Exercise details
An exact restatement of the entire listing is needed, excluding all images.

Data
►
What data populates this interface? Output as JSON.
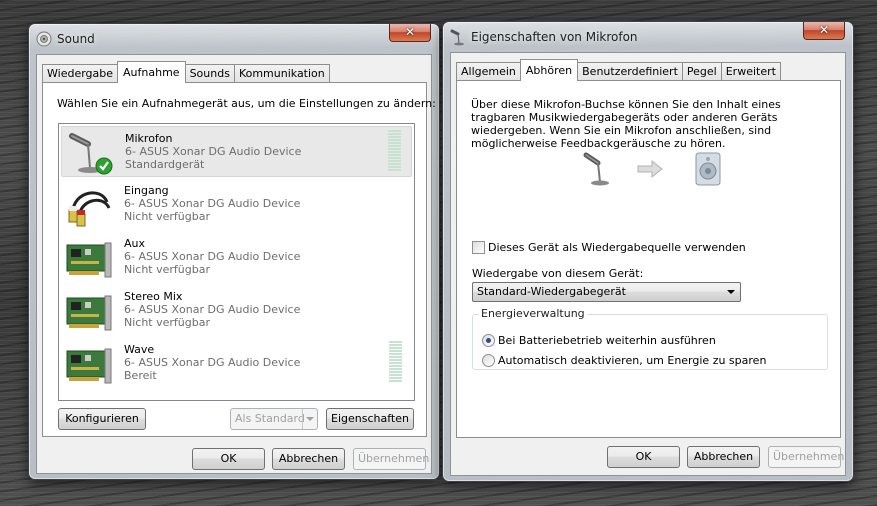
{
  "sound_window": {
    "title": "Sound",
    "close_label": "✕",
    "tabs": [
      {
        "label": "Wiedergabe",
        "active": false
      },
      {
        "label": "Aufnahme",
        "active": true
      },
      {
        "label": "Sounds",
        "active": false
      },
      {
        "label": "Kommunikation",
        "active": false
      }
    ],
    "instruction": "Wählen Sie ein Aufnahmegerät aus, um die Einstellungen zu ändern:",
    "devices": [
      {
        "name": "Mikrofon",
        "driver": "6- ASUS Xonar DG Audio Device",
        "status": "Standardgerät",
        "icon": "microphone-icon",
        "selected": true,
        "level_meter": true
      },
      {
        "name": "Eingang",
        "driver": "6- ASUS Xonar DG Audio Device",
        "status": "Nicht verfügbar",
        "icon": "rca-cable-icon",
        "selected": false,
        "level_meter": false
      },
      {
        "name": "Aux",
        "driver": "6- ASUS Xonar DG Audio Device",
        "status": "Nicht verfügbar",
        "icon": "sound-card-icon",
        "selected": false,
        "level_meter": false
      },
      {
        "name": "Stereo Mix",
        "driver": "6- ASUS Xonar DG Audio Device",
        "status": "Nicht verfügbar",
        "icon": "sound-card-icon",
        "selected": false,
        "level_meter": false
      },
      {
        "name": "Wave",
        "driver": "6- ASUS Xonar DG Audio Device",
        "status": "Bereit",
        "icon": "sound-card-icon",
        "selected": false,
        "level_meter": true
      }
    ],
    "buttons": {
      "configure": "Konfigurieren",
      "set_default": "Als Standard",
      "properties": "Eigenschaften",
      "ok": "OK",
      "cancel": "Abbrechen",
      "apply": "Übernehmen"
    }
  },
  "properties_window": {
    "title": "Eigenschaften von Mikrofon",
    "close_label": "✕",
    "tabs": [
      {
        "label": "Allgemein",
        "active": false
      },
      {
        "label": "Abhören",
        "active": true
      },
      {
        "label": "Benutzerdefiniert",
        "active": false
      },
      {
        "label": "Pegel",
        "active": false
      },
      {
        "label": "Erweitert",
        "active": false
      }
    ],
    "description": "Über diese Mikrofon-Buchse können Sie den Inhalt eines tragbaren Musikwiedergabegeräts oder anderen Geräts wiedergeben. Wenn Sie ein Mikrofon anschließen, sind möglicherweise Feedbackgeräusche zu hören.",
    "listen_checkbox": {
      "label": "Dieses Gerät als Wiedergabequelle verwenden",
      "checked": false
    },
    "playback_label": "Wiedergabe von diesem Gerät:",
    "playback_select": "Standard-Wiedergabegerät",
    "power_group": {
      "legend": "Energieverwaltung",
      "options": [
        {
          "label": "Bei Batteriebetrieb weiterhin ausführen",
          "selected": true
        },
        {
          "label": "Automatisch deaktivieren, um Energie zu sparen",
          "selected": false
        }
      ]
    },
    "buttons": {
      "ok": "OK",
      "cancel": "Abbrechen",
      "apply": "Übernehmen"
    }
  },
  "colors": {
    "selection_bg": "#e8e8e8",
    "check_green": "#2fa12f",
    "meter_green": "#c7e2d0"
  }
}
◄
Output
What data populates this interface? Output as JSON.
{
  "sound_window": {
    "title": "Sound",
    "close_label": "✕",
    "tabs": [
      {
        "label": "Wiedergabe",
        "active": false
      },
      {
        "label": "Aufnahme",
        "active": true
      },
      {
        "label": "Sounds",
        "active": false
      },
      {
        "label": "Kommunikation",
        "active": false
      }
    ],
    "instruction": "Wählen Sie ein Aufnahmegerät aus, um die Einstellungen zu ändern:",
    "devices": [
      {
        "name": "Mikrofon",
        "driver": "6- ASUS Xonar DG Audio Device",
        "status": "Standardgerät",
        "icon": "microphone-icon",
        "selected": true,
        "level_meter": true
      },
      {
        "name": "Eingang",
        "driver": "6- ASUS Xonar DG Audio Device",
        "status": "Nicht verfügbar",
        "icon": "rca-cable-icon",
        "selected": false,
        "level_meter": false
      },
      {
        "name": "Aux",
        "driver": "6- ASUS Xonar DG Audio Device",
        "status": "Nicht verfügbar",
        "icon": "sound-card-icon",
        "selected": false,
        "level_meter": false
      },
      {
        "name": "Stereo Mix",
        "driver": "6- ASUS Xonar DG Audio Device",
        "status": "Nicht verfügbar",
        "icon": "sound-card-icon",
        "selected": false,
        "level_meter": false
      },
      {
        "name": "Wave",
        "driver": "6- ASUS Xonar DG Audio Device",
        "status": "Bereit",
        "icon": "sound-card-icon",
        "selected": false,
        "level_meter": true
      }
    ],
    "buttons": {
      "configure": "Konfigurieren",
      "set_default": "Als Standard",
      "properties": "Eigenschaften",
      "ok": "OK",
      "cancel": "Abbrechen",
      "apply": "Übernehmen"
    }
  },
  "properties_window": {
    "title": "Eigenschaften von Mikrofon",
    "close_label": "✕",
    "tabs": [
      {
        "label": "Allgemein",
        "active": false
      },
      {
        "label": "Abhören",
        "active": true
      },
      {
        "label": "Benutzerdefiniert",
        "active": false
      },
      {
        "label": "Pegel",
        "active": false
      },
      {
        "label": "Erweitert",
        "active": false
      }
    ],
    "description": "Über diese Mikrofon-Buchse können Sie den Inhalt eines tragbaren Musikwiedergabegeräts oder anderen Geräts wiedergeben. Wenn Sie ein Mikrofon anschließen, sind möglicherweise Feedbackgeräusche zu hören.",
    "listen_checkbox": {
      "label": "Dieses Gerät als Wiedergabequelle verwenden",
      "checked": false
    },
    "playback_label": "Wiedergabe von diesem Gerät:",
    "playback_select": "Standard-Wiedergabegerät",
    "power_group": {
      "legend": "Energieverwaltung",
      "options": [
        {
          "label": "Bei Batteriebetrieb weiterhin ausführen",
          "selected": true
        },
        {
          "label": "Automatisch deaktivieren, um Energie zu sparen",
          "selected": false
        }
      ]
    },
    "buttons": {
      "ok": "OK",
      "cancel": "Abbrechen",
      "apply": "Übernehmen"
    }
  },
  "colors": {
    "selection_bg": "#e8e8e8",
    "check_green": "#2fa12f",
    "meter_green": "#c7e2d0"
  }
}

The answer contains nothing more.